By Oleksandr Melnyk, Firm: Vasil Kisil & Partners
Despite an Association Agreement with the EU concluded in 2014, Ukraine has not yet implemented GDPR provisions into national law, however the local business community has been proactive in seeking to comply with the GDPR.
More than one year since the GDPR took effect, the Ukrainian authorities have demonstrated themselves to be more declarative than proactive in its implementation or clarification. Unlike the state, however, the Ukrainian business community and associations have taken a vigorous approach in implementing GDPR-compliant practices, even in the absence of guidance from the local DPA (the Parliamentary Commissioner on Human Rights).
Back in June 2014, Ukraine concluded an Association Agreement with the EU (the ‘Agreement’). Apparently, the Agreement could not provide for GDPR implementation since the GDPR did not exist at that time. However, under Article 15 of the Agreement, Ukraine and the EU agreed to cooperate ‘in order to ensure an adequate level of protection of personal data in accordance with the highest European and international standards.’
Led by this commitment, in October 2017, the Ukrainian Government planned to implement GDPR into national legislation by 25 May 2018, that is, simultaneously with the GDPR taking effect in the EU.
It comes at no surprise that such an ambitious goal could not be reached in less than six months, and even at the time of writing the GDPR has not been implemented into Ukrainian national legislation. The local DPA, supported by the EU Twinning project, has made several attempts to draft an implementation bill, on which Parliament has not voted. With a new Parliament being elected recently and a new state policy of complete digital transformation, we expect to see new GDPR-related bills.
At the same time, the Ukrainian DPA has not tried to clarify the GDPR provisions to local businesses, leaving them unclear how the GDPR will apply in Ukraine, and if the Ukrainian DPA will assist its partners from the EU to enforce it locally.
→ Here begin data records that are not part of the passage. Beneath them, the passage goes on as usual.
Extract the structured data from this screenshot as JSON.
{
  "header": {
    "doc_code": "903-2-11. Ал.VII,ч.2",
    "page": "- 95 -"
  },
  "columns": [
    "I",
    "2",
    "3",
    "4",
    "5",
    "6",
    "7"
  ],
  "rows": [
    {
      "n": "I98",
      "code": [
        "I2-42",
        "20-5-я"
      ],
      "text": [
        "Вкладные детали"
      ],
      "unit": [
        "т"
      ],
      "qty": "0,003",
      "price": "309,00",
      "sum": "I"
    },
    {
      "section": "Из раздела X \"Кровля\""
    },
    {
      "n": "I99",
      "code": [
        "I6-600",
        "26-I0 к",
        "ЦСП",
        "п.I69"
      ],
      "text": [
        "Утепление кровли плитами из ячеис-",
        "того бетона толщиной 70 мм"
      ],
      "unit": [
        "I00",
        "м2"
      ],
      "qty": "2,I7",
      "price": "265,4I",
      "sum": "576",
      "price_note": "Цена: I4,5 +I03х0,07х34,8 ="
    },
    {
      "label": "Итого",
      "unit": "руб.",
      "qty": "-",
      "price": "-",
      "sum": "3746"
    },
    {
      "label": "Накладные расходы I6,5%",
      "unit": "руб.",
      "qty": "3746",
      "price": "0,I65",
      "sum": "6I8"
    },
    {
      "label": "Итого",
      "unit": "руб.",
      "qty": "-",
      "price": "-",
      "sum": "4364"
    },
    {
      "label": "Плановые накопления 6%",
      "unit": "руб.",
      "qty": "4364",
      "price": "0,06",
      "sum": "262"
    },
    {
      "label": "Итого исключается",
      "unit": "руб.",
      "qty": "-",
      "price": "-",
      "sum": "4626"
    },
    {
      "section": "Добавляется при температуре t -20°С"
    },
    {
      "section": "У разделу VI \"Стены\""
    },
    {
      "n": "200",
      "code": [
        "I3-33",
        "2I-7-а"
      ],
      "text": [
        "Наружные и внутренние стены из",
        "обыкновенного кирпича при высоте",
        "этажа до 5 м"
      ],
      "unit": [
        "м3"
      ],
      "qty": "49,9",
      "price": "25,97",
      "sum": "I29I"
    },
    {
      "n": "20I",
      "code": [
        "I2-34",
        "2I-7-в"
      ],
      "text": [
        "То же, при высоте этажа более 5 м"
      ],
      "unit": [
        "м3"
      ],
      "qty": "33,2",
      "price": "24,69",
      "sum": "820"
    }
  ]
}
On the other hand, the Ukrainian business community and professional associations have tried to implement GDPR-compliant practices, even in the absence of clarifications from the local DPA. Companies in the e-commerce, fintech, IT outsourcing and product sectors, as well as banks, mobile operators, and others, have adopted their own policies and procedures to be GDPR-compliant. It is also worth mentioning that Ukrainian IT associations are working on getting the EU Commission’s adequacy decision for the Ukrainian IT industry as a ‘specified sector within third country’, pursuant to Article 45 of the GDPR. This decision could significantly boost the IT services market and make it more competitive for European customers.
Finally, we have not seen any GDPR-related cases within the last year, or any attempts by European DPAs to enforce GDPR against Ukrainian companies. But with GDPR enforcement gaining speed in the EU, we may soon see how it will work in Ukraine too.